Every line with the string "title" in it belongs in your answer, so copy them all from the data.

(Excerpts from an interface dataset)
★ ★ ★ ★ ★

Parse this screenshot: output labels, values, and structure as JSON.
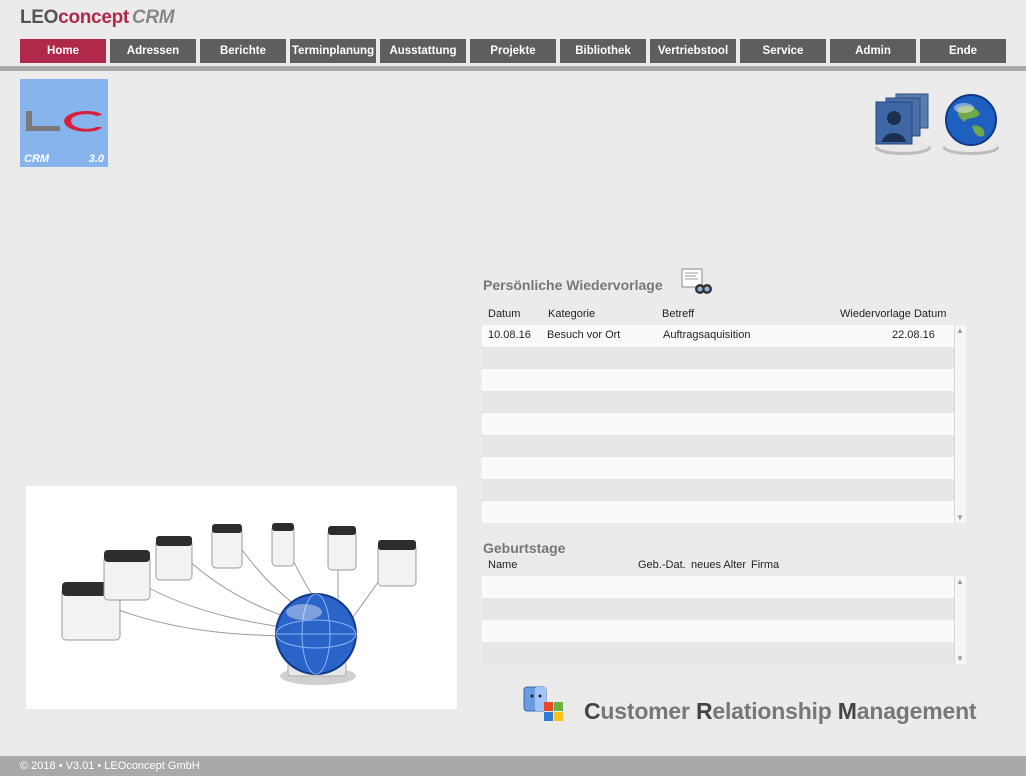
{
  "brand": {
    "part1": "LEO",
    "part2": "concept",
    "part3": "CRM"
  },
  "nav": [
    {
      "label": "Home",
      "active": true
    },
    {
      "label": "Adressen"
    },
    {
      "label": "Berichte"
    },
    {
      "label": "Terminplanung"
    },
    {
      "label": "Ausstattung"
    },
    {
      "label": "Projekte"
    },
    {
      "label": "Bibliothek"
    },
    {
      "label": "Vertriebstool"
    },
    {
      "label": "Service"
    },
    {
      "label": "Admin"
    },
    {
      "label": "Ende"
    }
  ],
  "logo": {
    "crm": "CRM",
    "version": "3.0"
  },
  "wiedervorlage": {
    "title": "Persönliche Wiedervorlage",
    "columns": {
      "datum": "Datum",
      "kategorie": "Kategorie",
      "betreff": "Betreff",
      "wv_datum": "Wiedervorlage Datum"
    },
    "rows": [
      {
        "datum": "10.08.16",
        "kategorie": "Besuch vor Ort",
        "betreff": "Auftragsaquisition",
        "wv_datum": "22.08.16"
      }
    ]
  },
  "geburtstage": {
    "title": "Geburtstage",
    "columns": {
      "name": "Name",
      "geb_dat": "Geb.-Dat.",
      "alter": "neues Alter",
      "firma": "Firma"
    }
  },
  "slogan": {
    "c": "C",
    "c_rest": "ustomer ",
    "r": "R",
    "r_rest": "elationship ",
    "m": "M",
    "m_rest": "anagement"
  },
  "footer": {
    "text": "© 2018 • V3.01 • LEOconcept GmbH"
  },
  "colors": {
    "accent": "#b0294a",
    "nav_bg": "#5e5e5e",
    "rule": "#a9a9a9",
    "page_bg": "#ebebeb"
  }
}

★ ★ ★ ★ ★

*RESULT FOR THIS EXERCISE*:
    "title": "Persönliche Wiedervorlage",
    "title": "Geburtstage",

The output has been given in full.